“Improving maternal nutrition requires counseling”
Islamabad: Women’s health and welfare has been placed at the heart of the planning of social service plans by the current government, said Romina Khurshid Alam, Special Assistant to the Prime Minister/Head of National Parliamentary Task Force on SDGs.
She was speaking at the technical session “The Role of Health Care Providers in Improving Maternal Nutrition” hosted by Nutrition International at the 12th Annual Public Health Conference, hosted by the Health Services Academy. Addressing the event, Romina said the SDGs have been fully embraced by the government as their own development goals and nutrition is at the heart of all the SDGs.
Speaking on the occasion, Dr Shabina Raza, Country Director of Nutrition International, said the nutritional needs of women, especially during pregnancy, are of the utmost importance. Evidence suggests that pregnant women who received nutritional counseling from healthcare providers showed positive changes in their eating behavior compared to those who did not. The 2018 National Nutrition Survey shows that only 15% of women receive nutritional advice and only 7% receive breastfeeding advice. She highlighted the need to build the capacity and guidance of health professionals on nutrition counselling.
Highlighting Nutrition International’s commitment to tackling maternal malnutrition in the country, Dr Raza said: “This year marks 30 years of Nutrition International’s work to transform people’s lives – especially women, adolescent girls and children – by improving their nutritional status“. Nutrition International works with federal and provincial governments to improve maternal nutrition outcomes through a combination of approaches; iron-folic acid supplementation, multi-micronutrient supplementation and nutritional counseling in addition to large-scale food fortification. By 2030, we have pledged to prevent at least 60 million cases of anemia worldwide, which heavily affects women, adolescent girls and children, she added.
Dr. Baseer Khan Achakzai, Director of Health and Nutrition Program, MNHSR&C pointed out that nearly half of women and children in Pakistan are malnourished, with 14% of women of reproductive age undernourished and over 42% anemic. Health professionals have the time and opportunity to assess, diagnose, categorize and prescribe the best solution to address maternal malnutrition, especially during antenatal care and postnatal care for women and their families . Recognizing the economic and public health implications of malnutrition among FAPs – the importance of maternal nutrition and its impact on reducing child stunting and wasting, the Pakistani government has developed a national strategy maternal nutrition for Pakistan, he added.
The Government of Pakistan has developed the National Multisectoral Nutrition Strategy and Action Plan, Provincial Multisectoral Nutrition Strategies and other sectoral policies/strategies to address malnutrition among women and children by mainstreaming nutrition in multisectoral programs.
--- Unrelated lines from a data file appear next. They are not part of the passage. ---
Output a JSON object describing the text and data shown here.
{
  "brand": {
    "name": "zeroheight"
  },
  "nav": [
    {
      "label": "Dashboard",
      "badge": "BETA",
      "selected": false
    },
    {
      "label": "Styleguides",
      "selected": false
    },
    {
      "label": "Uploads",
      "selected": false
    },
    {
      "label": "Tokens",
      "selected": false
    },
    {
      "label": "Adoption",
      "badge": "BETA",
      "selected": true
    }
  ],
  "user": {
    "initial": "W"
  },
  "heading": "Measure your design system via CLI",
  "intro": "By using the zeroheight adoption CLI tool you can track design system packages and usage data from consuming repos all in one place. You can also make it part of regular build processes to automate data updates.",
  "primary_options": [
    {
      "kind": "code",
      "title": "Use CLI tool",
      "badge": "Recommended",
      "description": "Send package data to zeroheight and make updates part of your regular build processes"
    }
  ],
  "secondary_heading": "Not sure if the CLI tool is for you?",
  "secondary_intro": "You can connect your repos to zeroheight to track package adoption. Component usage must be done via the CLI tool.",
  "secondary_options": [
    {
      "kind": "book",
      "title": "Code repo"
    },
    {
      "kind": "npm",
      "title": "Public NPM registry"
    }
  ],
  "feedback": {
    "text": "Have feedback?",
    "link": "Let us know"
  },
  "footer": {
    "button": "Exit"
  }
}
Due to the COVID pandemic followed by flood-related emergencies, the malnutrition situation in Pakistan has worsened, calling for prioritization of emergencies by all, especially health professionals.
Field experts from implementation programs, universities, and researchers shed light on opportunities for how health professionals can best play their part in advancing the maternal nutrition agenda and overcoming gaps that must be filled, in order to break the vicious intergenerational cycle of malnutrition.